What the exercise asks:
Scan the data that follows and count the lines with the string "title"; answer with the count alone.

++++++++++

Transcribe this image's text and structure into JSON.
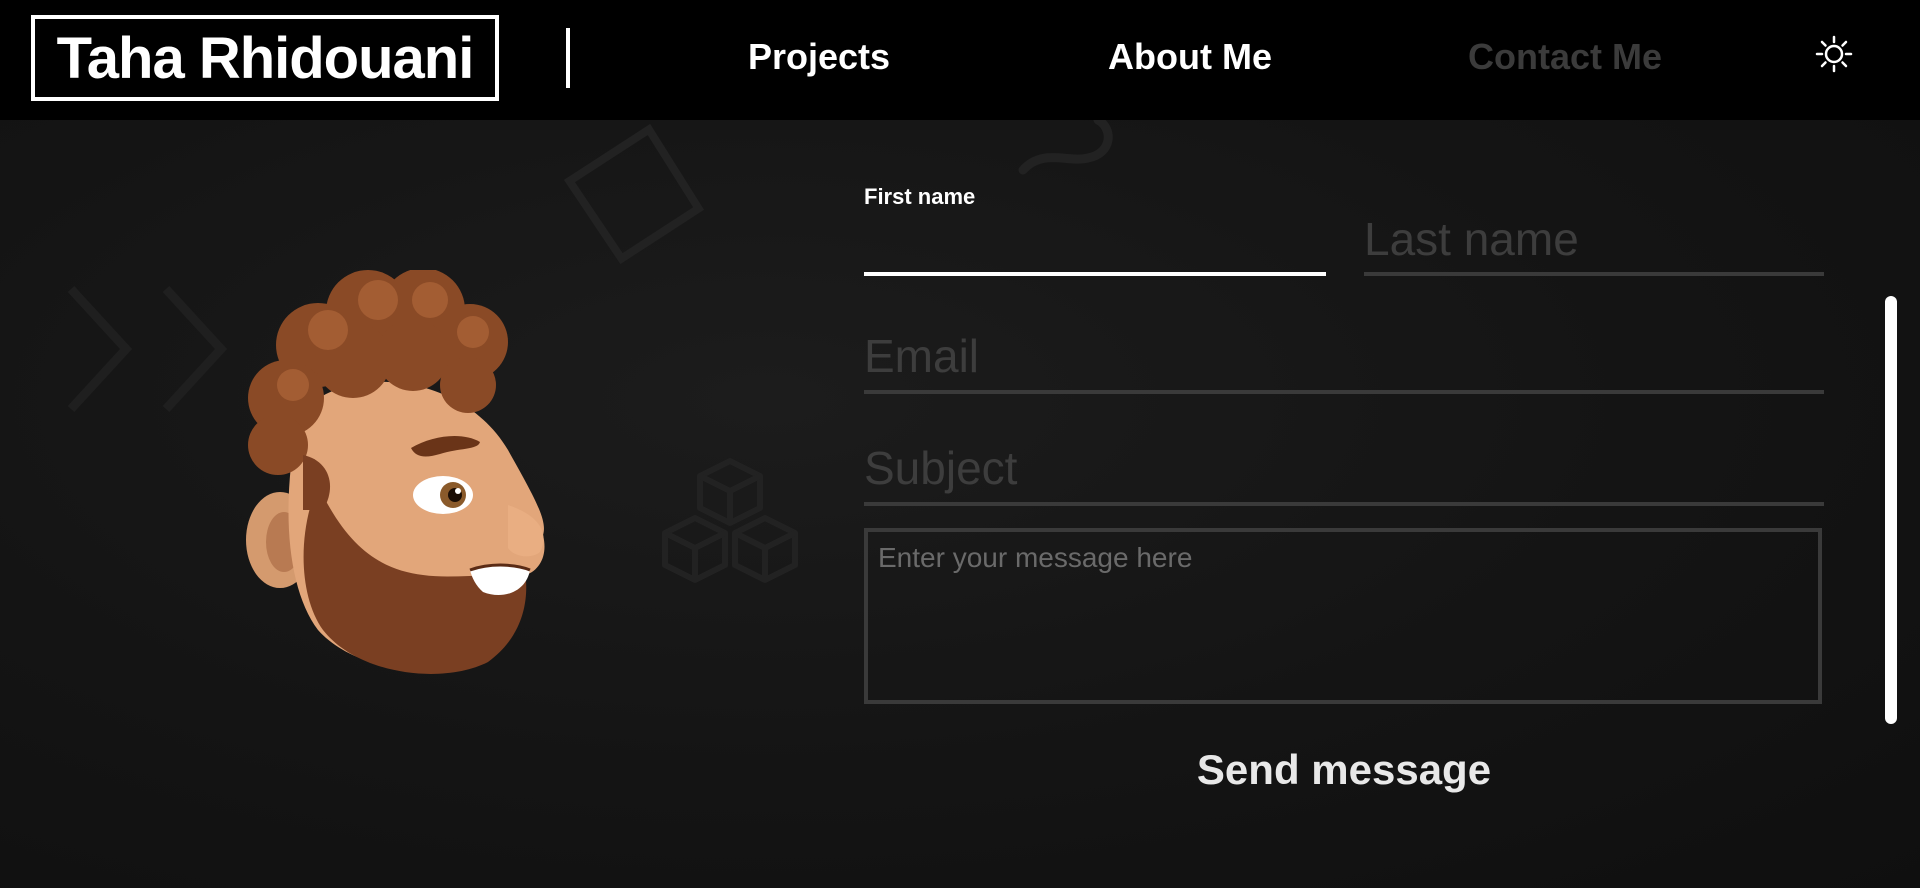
{
  "header": {
    "logo_text": "Taha Rhidouani",
    "nav": {
      "projects": "Projects",
      "about": "About Me",
      "contact": "Contact Me"
    },
    "theme_toggle_icon": "sun-icon"
  },
  "form": {
    "first_name": {
      "label": "First name",
      "value": ""
    },
    "last_name": {
      "placeholder": "Last name",
      "value": ""
    },
    "email": {
      "placeholder": "Email",
      "value": ""
    },
    "subject": {
      "placeholder": "Subject",
      "value": ""
    },
    "message": {
      "placeholder": "Enter your message here",
      "value": ""
    },
    "send_label": "Send message"
  },
  "colors": {
    "background": "#121212",
    "header": "#000000",
    "text": "#ffffff",
    "inactive_nav": "#3b3b3b",
    "field_border": "#3a3a3a",
    "placeholder": "#3d3d3d"
  }
}
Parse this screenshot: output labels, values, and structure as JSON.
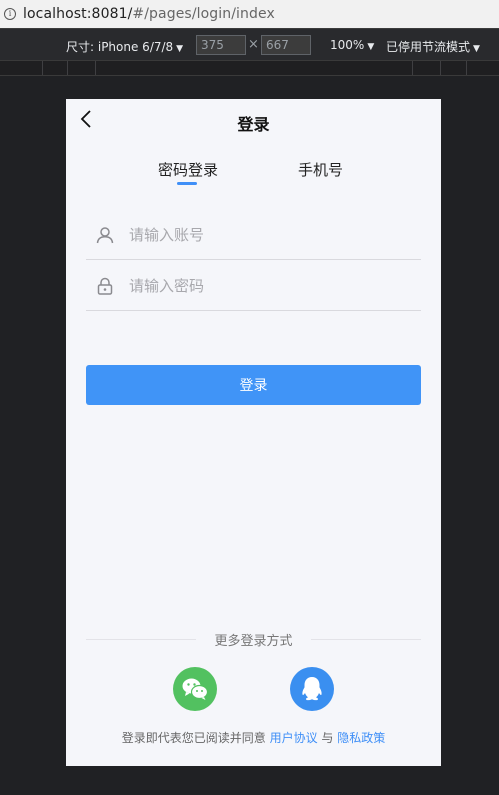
{
  "browser": {
    "url_host": "localhost:8081/",
    "url_path": "#/pages/login/index"
  },
  "device_toolbar": {
    "size_label": "尺寸: iPhone 6/7/8",
    "width": "375",
    "height": "667",
    "times": "×",
    "zoom": "100%",
    "throttle": "已停用节流模式"
  },
  "nav": {
    "title": "登录"
  },
  "tabs": [
    {
      "label": "密码登录",
      "active": true
    },
    {
      "label": "手机号",
      "active": false
    }
  ],
  "form": {
    "account_placeholder": "请输入账号",
    "password_placeholder": "请输入密码",
    "login_label": "登录"
  },
  "more": {
    "title": "更多登录方式"
  },
  "agreement": {
    "prefix": "登录即代表您已阅读并同意",
    "user_agreement": "用户协议",
    "and": "与",
    "privacy": "隐私政策"
  },
  "colors": {
    "accent": "#4094f7",
    "wechat": "#52c160",
    "qq": "#3a8ff0"
  }
}
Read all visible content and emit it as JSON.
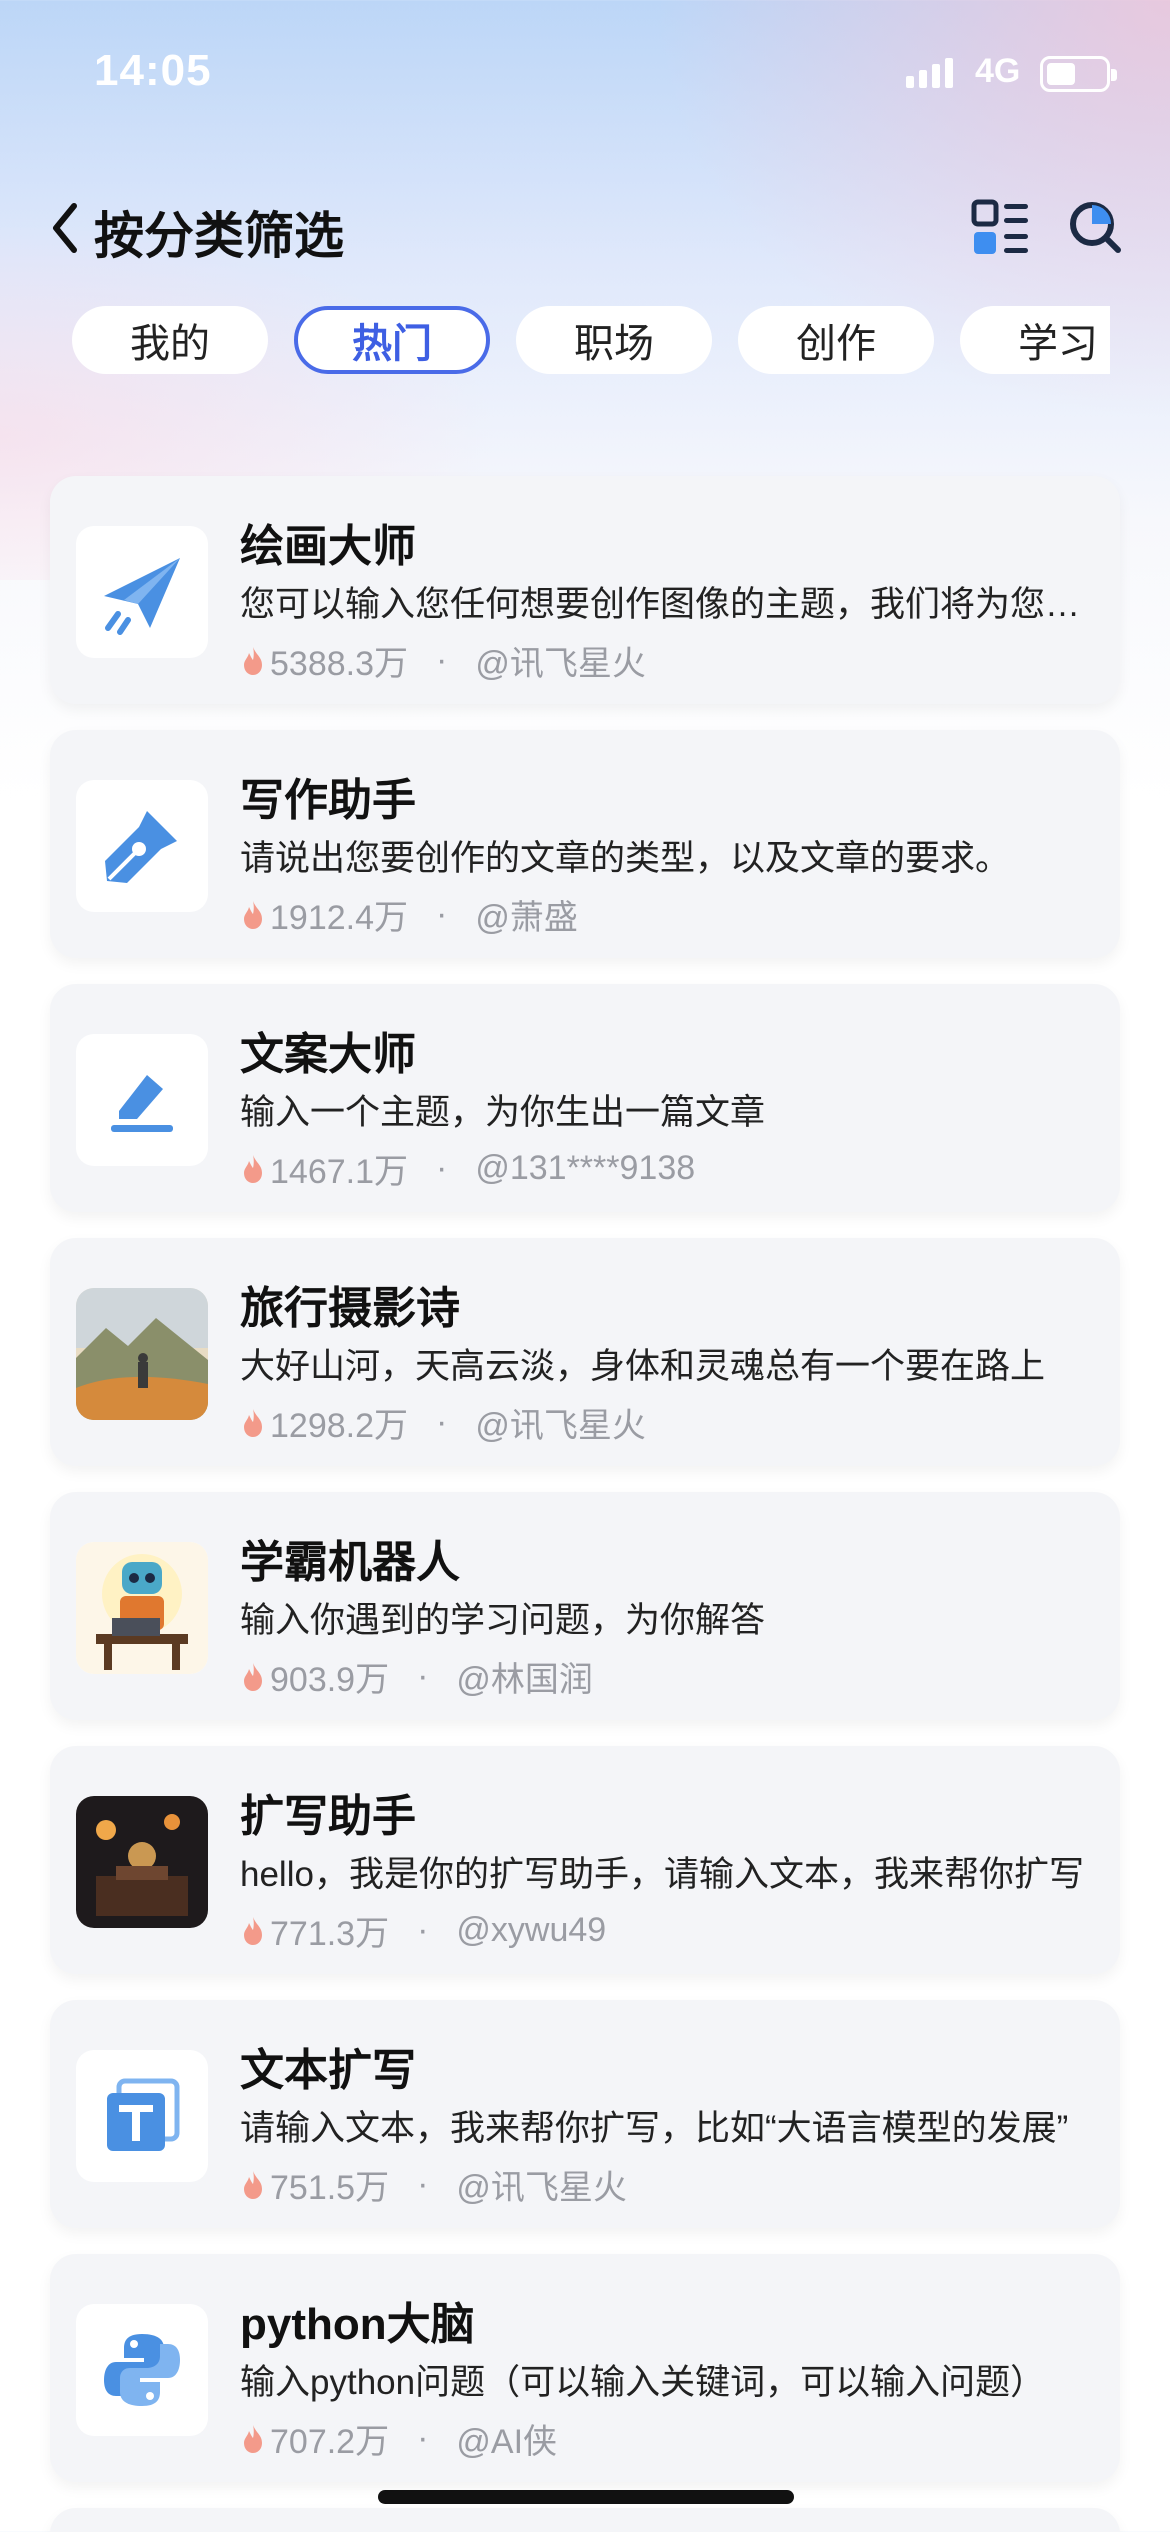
{
  "status_bar": {
    "time": "14:05",
    "network": "4G"
  },
  "header": {
    "title": "按分类筛选"
  },
  "tabs": [
    {
      "label": "我的",
      "active": false
    },
    {
      "label": "热门",
      "active": true
    },
    {
      "label": "职场",
      "active": false
    },
    {
      "label": "创作",
      "active": false
    },
    {
      "label": "学习",
      "active": false
    }
  ],
  "colors": {
    "accent": "#4a6be8",
    "icon_blue": "#4a90e2",
    "meta_gray": "#9a9ca3",
    "fire": "#f39a8a"
  },
  "cards": [
    {
      "icon": "paper-plane-icon",
      "title": "绘画大师",
      "desc": "您可以输入您任何想要创作图像的主题，我们将为您生成图像",
      "hot": "5388.3万",
      "author": "@讯飞星火"
    },
    {
      "icon": "fountain-pen-icon",
      "title": "写作助手",
      "desc": "请说出您要创作的文章的类型，以及文章的要求。",
      "hot": "1912.4万",
      "author": "@萧盛"
    },
    {
      "icon": "edit-icon",
      "title": "文案大师",
      "desc": "输入一个主题，为你生出一篇文章",
      "hot": "1467.1万",
      "author": "@131****9138"
    },
    {
      "icon": "mountain-photo-icon",
      "title": "旅行摄影诗",
      "desc": "大好山河，天高云淡，身体和灵魂总有一个要在路上",
      "hot": "1298.2万",
      "author": "@讯飞星火"
    },
    {
      "icon": "robot-icon",
      "title": "学霸机器人",
      "desc": "输入你遇到的学习问题，为你解答",
      "hot": "903.9万",
      "author": "@林国润"
    },
    {
      "icon": "night-scene-icon",
      "title": "扩写助手",
      "desc": "hello，我是你的扩写助手，请输入文本，我来帮你扩写",
      "hot": "771.3万",
      "author": "@xywu49"
    },
    {
      "icon": "text-t-icon",
      "title": "文本扩写",
      "desc": "请输入文本，我来帮你扩写，比如“大语言模型的发展”",
      "hot": "751.5万",
      "author": "@讯飞星火"
    },
    {
      "icon": "python-icon",
      "title": "python大脑",
      "desc": "输入python问题（可以输入关键词，可以输入问题）",
      "hot": "707.2万",
      "author": "@AI侠"
    }
  ]
}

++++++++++

Exercise answer:
11